(Records contained in a dataset)

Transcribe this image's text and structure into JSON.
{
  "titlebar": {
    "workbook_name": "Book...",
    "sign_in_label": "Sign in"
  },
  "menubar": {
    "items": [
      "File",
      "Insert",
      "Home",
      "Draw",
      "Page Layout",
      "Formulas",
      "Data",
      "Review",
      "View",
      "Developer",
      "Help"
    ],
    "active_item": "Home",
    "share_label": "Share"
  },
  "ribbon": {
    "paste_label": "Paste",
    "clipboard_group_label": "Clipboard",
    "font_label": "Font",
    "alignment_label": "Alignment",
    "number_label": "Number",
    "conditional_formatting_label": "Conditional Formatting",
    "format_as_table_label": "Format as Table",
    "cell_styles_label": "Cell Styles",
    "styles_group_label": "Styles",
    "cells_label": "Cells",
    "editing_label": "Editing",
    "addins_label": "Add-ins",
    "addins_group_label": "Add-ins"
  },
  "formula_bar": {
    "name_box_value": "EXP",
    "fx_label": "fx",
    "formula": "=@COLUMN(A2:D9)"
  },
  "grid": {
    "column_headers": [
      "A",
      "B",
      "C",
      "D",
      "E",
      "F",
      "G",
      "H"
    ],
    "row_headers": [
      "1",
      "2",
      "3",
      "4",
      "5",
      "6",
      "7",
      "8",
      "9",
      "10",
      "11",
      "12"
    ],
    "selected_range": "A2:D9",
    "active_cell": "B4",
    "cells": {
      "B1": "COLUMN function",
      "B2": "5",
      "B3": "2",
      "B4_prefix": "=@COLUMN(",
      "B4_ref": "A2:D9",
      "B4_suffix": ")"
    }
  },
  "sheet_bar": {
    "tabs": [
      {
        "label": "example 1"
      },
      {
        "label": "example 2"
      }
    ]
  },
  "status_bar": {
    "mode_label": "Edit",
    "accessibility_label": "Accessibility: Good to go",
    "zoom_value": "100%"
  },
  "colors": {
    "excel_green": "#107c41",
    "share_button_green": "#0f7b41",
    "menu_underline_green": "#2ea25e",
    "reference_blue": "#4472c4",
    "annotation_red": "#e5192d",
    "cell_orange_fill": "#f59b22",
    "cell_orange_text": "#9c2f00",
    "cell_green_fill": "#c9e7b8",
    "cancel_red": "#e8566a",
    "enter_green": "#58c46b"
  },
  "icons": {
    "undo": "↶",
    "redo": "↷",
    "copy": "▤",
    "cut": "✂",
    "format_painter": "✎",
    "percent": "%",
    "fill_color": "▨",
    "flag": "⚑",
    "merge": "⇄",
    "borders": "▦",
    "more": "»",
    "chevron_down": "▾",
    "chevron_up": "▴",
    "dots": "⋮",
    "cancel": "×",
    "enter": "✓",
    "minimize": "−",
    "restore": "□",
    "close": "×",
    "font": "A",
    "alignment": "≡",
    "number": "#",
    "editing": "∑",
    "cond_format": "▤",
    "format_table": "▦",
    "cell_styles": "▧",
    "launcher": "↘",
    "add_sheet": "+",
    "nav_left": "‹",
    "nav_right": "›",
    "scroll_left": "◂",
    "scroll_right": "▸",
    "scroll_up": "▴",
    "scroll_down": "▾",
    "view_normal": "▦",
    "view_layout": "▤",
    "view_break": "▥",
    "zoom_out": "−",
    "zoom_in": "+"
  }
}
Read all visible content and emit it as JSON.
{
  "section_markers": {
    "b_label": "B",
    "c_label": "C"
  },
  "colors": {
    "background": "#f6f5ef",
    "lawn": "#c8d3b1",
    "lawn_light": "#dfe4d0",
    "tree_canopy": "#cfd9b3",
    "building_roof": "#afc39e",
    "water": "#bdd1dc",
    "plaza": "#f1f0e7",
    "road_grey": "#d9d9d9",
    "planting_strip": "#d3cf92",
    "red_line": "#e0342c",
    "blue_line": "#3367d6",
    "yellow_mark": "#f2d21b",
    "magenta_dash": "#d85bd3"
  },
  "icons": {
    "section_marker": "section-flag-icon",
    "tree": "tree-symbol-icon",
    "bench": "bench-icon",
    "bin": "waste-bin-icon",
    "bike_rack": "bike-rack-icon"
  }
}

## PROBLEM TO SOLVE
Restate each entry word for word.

## ANSWER SPACE
Transcribe this image's text and structure into JSON.
{
  "titlebar": {
    "workbook_name": "Book...",
    "sign_in_label": "Sign in"
  },
  "menubar": {
    "items": [
      "File",
      "Insert",
      "Home",
      "Draw",
      "Page Layout",
      "Formulas",
      "Data",
      "Review",
      "View",
      "Developer",
      "Help"
    ],
    "active_item": "Home",
    "share_label": "Share"
  },
  "ribbon": {
    "paste_label": "Paste",
    "clipboard_group_label": "Clipboard",
    "font_label": "Font",
    "alignment_label": "Alignment",
    "number_label": "Number",
    "conditional_formatting_label": "Conditional Formatting",
    "format_as_table_label": "Format as Table",
    "cell_styles_label": "Cell Styles",
    "styles_group_label": "Styles",
    "cells_label": "Cells",
    "editing_label": "Editing",
    "addins_label": "Add-ins",
    "addins_group_label": "Add-ins"
  },
  "formula_bar": {
    "name_box_value": "EXP",
    "fx_label": "fx",
    "formula": "=@COLUMN(A2:D9)"
  },
  "grid": {
    "column_headers": [
      "A",
      "B",
      "C",
      "D",
      "E",
      "F",
      "G",
      "H"
    ],
    "row_headers": [
      "1",
      "2",
      "3",
      "4",
      "5",
      "6",
      "7",
      "8",
      "9",
      "10",
      "11",
      "12"
    ],
    "selected_range": "A2:D9",
    "active_cell": "B4",
    "cells": {
      "B1": "COLUMN function",
      "B2": "5",
      "B3": "2",
      "B4_prefix": "=@COLUMN(",
      "B4_ref": "A2:D9",
      "B4_suffix": ")"
    }
  },
  "sheet_bar": {
    "tabs": [
      {
        "label": "example 1"
      },
      {
        "label": "example 2"
      }
    ]
  },
  "status_bar": {
    "mode_label": "Edit",
    "accessibility_label": "Accessibility: Good to go",
    "zoom_value": "100%"
  },
  "colors": {
    "excel_green": "#107c41",
    "share_button_green": "#0f7b41",
    "menu_underline_green": "#2ea25e",
    "reference_blue": "#4472c4",
    "annotation_red": "#e5192d",
    "cell_orange_fill": "#f59b22",
    "cell_orange_text": "#9c2f00",
    "cell_green_fill": "#c9e7b8",
    "cancel_red": "#e8566a",
    "enter_green": "#58c46b"
  },
  "icons": {
    "undo": "↶",
    "redo": "↷",
    "copy": "▤",
    "cut": "✂",
    "format_painter": "✎",
    "percent": "%",
    "fill_color": "▨",
    "flag": "⚑",
    "merge": "⇄",
    "borders": "▦",
    "more": "»",
    "chevron_down": "▾",
    "chevron_up": "▴",
    "dots": "⋮",
    "cancel": "×",
    "enter": "✓",
    "minimize": "−",
    "restore": "□",
    "close": "×",
    "font": "A",
    "alignment": "≡",
    "number": "#",
    "editing": "∑",
    "cond_format": "▤",
    "format_table": "▦",
    "cell_styles": "▧",
    "launcher": "↘",
    "add_sheet": "+",
    "nav_left": "‹",
    "nav_right": "›",
    "scroll_left": "◂",
    "scroll_right": "▸",
    "scroll_up": "▴",
    "scroll_down": "▾",
    "view_normal": "▦",
    "view_layout": "▤",
    "view_break": "▥",
    "zoom_out": "−",
    "zoom_in": "+"
  }
}
Read all visible content and emit it as JSON.
{
  "section_markers": {
    "b_label": "B",
    "c_label": "C"
  },
  "colors": {
    "background": "#f6f5ef",
    "lawn": "#c8d3b1",
    "lawn_light": "#dfe4d0",
    "tree_canopy": "#cfd9b3",
    "building_roof": "#afc39e",
    "water": "#bdd1dc",
    "plaza": "#f1f0e7",
    "road_grey": "#d9d9d9",
    "planting_strip": "#d3cf92",
    "red_line": "#e0342c",
    "blue_line": "#3367d6",
    "yellow_mark": "#f2d21b",
    "magenta_dash": "#d85bd3"
  },
  "icons": {
    "section_marker": "section-flag-icon",
    "tree": "tree-symbol-icon",
    "bench": "bench-icon",
    "bin": "waste-bin-icon",
    "bike_rack": "bike-rack-icon"
  }
}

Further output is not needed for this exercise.